# EXERCISE PROMPT:
Could you filter the records below and keep only the lines with the word "text"?

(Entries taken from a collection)
_ _ _ _
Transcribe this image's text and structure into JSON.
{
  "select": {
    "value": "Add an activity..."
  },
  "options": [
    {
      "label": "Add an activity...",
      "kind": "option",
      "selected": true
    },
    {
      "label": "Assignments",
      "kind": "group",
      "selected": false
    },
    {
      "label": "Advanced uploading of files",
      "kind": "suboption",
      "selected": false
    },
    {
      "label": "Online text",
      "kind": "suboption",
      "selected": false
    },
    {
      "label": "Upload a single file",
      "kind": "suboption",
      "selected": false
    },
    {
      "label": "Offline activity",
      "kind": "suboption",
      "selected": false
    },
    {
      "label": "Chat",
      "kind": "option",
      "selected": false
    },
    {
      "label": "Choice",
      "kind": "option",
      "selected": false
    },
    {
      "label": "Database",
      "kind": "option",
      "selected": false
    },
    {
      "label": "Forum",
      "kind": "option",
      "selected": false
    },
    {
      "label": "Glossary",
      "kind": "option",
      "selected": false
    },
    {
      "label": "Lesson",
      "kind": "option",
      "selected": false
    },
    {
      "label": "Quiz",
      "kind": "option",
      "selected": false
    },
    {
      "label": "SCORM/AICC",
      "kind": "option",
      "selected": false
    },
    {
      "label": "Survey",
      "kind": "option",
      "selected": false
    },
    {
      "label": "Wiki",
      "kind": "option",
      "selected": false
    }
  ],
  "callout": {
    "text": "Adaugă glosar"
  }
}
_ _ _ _
# TASK ANSWER:
Transcribe this image's text and structure into JSON.
      "label": "Online text",
    "text": "Adaugă glosar"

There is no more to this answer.